“What if we opt into grace? Grace gives us the opportunity to be who we are in the moment. To access our failures. To lean into our strengths and to give us a soft place to land. As I am getting better, I am growing stronger. I know that everything I went though was not wasted, but it has not been wasted. Nothing goes wasted if you learn from what has happened,” Dixon said.
Nearly two years in a global pandemic has pushed so many in so many ways. Dixon said use these experiences as a way to push forward into a new chapter.
“Take a deep breath and give yourself the opportunity to say I have made it. I could have been anywhere doing anything, but thankfully I am here in this moment. None of us get it right all the time, but if we can understand we have come so far, even if we aren’t where we want to be, then we can see the beauty in where we are,” Dixon said.

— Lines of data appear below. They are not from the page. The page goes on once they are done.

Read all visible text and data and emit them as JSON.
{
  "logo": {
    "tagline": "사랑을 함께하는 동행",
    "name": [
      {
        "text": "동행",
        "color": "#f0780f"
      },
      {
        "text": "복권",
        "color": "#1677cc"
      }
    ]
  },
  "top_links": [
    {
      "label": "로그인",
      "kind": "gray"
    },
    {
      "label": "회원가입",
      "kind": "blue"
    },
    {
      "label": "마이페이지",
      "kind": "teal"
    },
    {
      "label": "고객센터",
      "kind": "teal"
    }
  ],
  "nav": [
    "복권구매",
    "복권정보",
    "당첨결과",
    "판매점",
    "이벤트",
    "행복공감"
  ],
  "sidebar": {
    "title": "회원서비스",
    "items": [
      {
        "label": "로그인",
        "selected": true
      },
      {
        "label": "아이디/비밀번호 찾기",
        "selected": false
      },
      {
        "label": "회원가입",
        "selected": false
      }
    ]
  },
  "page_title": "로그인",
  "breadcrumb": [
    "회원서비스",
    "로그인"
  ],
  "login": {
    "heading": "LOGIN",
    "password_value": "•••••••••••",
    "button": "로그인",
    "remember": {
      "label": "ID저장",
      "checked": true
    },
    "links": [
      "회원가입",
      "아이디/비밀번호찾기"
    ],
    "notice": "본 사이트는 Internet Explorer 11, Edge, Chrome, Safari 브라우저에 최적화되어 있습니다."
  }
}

Her final piece of advice is to reach out for help.
“None of us are on this journey by ourselves. We cannot be who we are going to be if we do not ask for help. Tap into your support system. Find a support system and remember that change is part of a communion and we sit at a table and we all just want to be better,” Dixon said.